Last but not least, don't wait until five minutes before the deadline to submit your application. Computers crash, electricity goes out, and servers go down.

Don't save the hardest bits of the application for last. Many people find the project summary, the "intellectual merit" section, and the "broader impacts" section to be the most difficult to write. Read the project summaries of successful grant recipients; many of those summaries are posted online by grant agencies for reference. If you are confused as to what really counts for intellectual merit or broader impacts, talk to your advisers or other students who have had proposals accepted. If all else fails, call the grant agency and ask!

Emphasize your most important points in a bold, concise, and logical way. Reviewers have a short amount of time to read multiple applications. Consider using bulleted lists instead of long narratives, especially in your research statement. When I was in graduate school, the consensus seemed to be that inserting statistics and numbers into your proposal would help guarantee its acceptance. But don't always believe what you hear: 74 percent of funded graduate student proposals in my survey did not include such numbers. So don't insert figures into your proposal because you think they're necessary; only add them if they improve its readability or help describe methods and preliminary results.

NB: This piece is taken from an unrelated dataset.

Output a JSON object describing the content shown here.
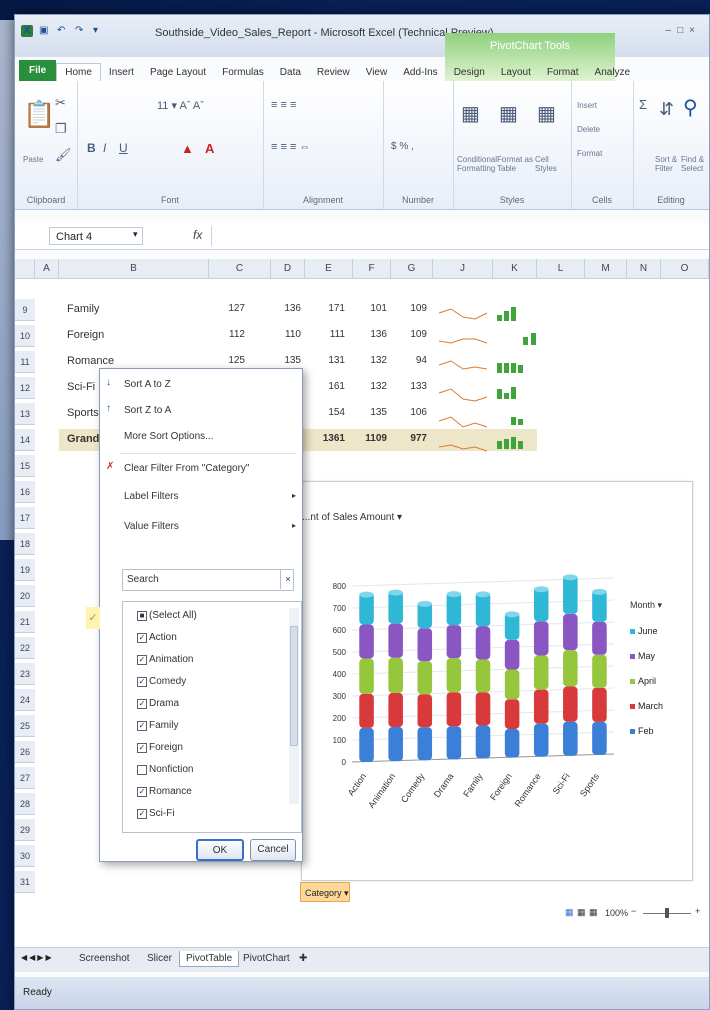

Don't take rejection too seriously. Every successful scientist has had grant proposals turned away. It's part of the process. Take the reviewers' comments to heart and talk to an appropriate program officer regarding resubmission.

While I recognize that this list does not cover everything, it should give you a good start for rethinking your grant writing. Preparation, perseverance, and a positive outlook can make a difference.

Lisa Patrick Bentley is a National Science Foundation postdoctoral fellow in bioinformatics at the University of Arizona's department of ecology and evolutionary biology.